* WHAT YOU NEED TO DO *
What lines of the data below include the word "JSON"? Report them by copying each.

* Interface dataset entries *
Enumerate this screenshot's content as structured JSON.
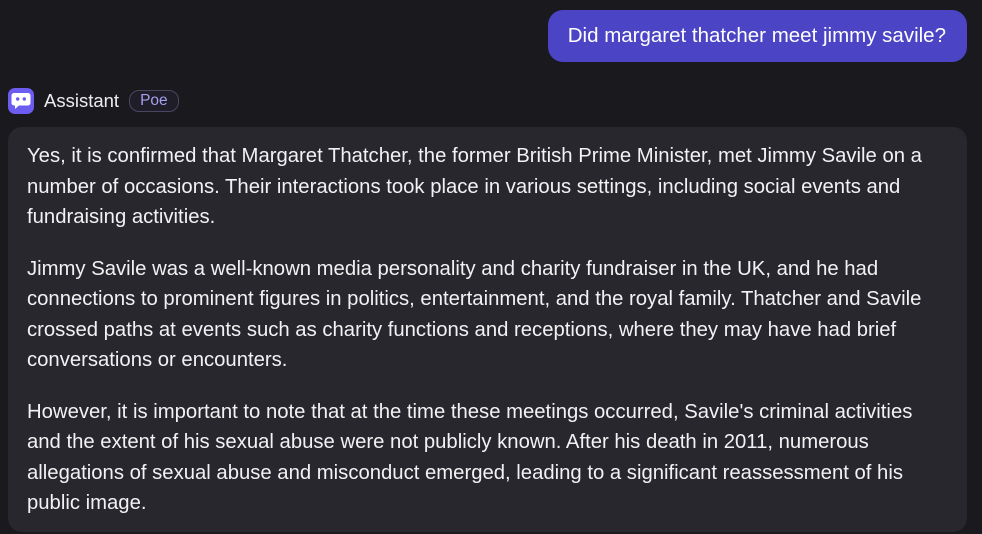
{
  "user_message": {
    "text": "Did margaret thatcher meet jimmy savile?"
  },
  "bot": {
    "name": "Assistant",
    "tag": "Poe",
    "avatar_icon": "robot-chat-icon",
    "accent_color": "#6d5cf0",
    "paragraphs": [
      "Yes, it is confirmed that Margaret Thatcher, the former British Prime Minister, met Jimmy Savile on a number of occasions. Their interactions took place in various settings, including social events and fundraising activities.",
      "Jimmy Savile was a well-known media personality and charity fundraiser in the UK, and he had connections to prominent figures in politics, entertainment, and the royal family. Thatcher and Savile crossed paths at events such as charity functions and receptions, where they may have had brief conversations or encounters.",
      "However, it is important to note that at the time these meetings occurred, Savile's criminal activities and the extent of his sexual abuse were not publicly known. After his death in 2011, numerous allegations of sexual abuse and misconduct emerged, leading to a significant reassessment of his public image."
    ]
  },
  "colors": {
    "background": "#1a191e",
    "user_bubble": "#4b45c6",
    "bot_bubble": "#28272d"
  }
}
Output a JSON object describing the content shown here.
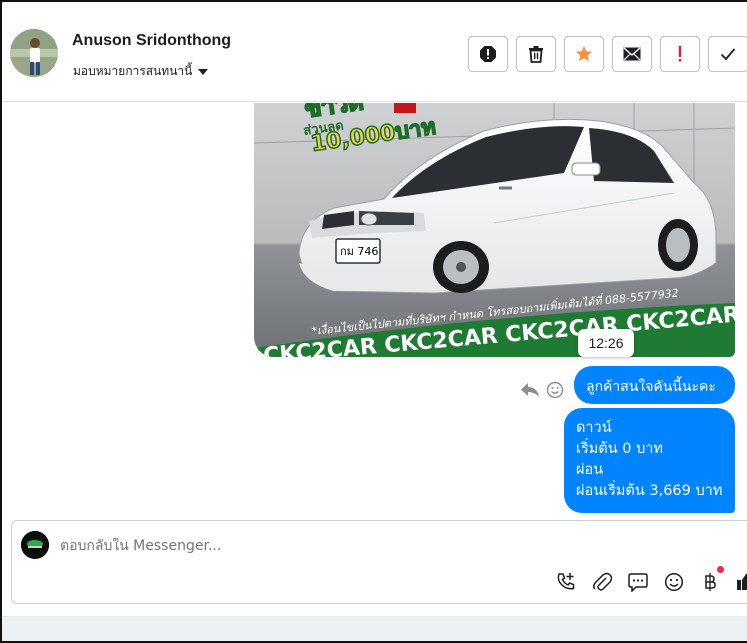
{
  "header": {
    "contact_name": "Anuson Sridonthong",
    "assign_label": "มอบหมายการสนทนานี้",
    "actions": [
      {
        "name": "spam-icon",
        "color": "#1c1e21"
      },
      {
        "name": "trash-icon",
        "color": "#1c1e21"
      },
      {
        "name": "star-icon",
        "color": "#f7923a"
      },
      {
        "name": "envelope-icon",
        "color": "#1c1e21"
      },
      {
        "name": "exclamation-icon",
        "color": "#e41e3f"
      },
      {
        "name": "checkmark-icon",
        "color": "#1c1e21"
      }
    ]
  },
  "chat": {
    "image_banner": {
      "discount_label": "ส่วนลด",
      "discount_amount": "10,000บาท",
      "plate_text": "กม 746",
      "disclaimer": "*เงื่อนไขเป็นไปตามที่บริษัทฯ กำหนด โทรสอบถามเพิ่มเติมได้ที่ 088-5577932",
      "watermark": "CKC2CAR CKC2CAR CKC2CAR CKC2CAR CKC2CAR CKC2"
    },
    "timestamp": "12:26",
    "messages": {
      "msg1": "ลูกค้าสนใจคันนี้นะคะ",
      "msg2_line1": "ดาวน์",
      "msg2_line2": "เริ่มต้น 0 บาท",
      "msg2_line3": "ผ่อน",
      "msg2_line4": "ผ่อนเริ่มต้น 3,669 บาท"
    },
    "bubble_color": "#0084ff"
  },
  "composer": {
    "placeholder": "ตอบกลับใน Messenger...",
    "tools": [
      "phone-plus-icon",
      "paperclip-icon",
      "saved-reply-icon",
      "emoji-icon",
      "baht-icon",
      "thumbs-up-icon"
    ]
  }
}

* ANSWER BOX *
Enumerate this screenshot's content as structured JSON.
Output a JSON object describing the content shown here.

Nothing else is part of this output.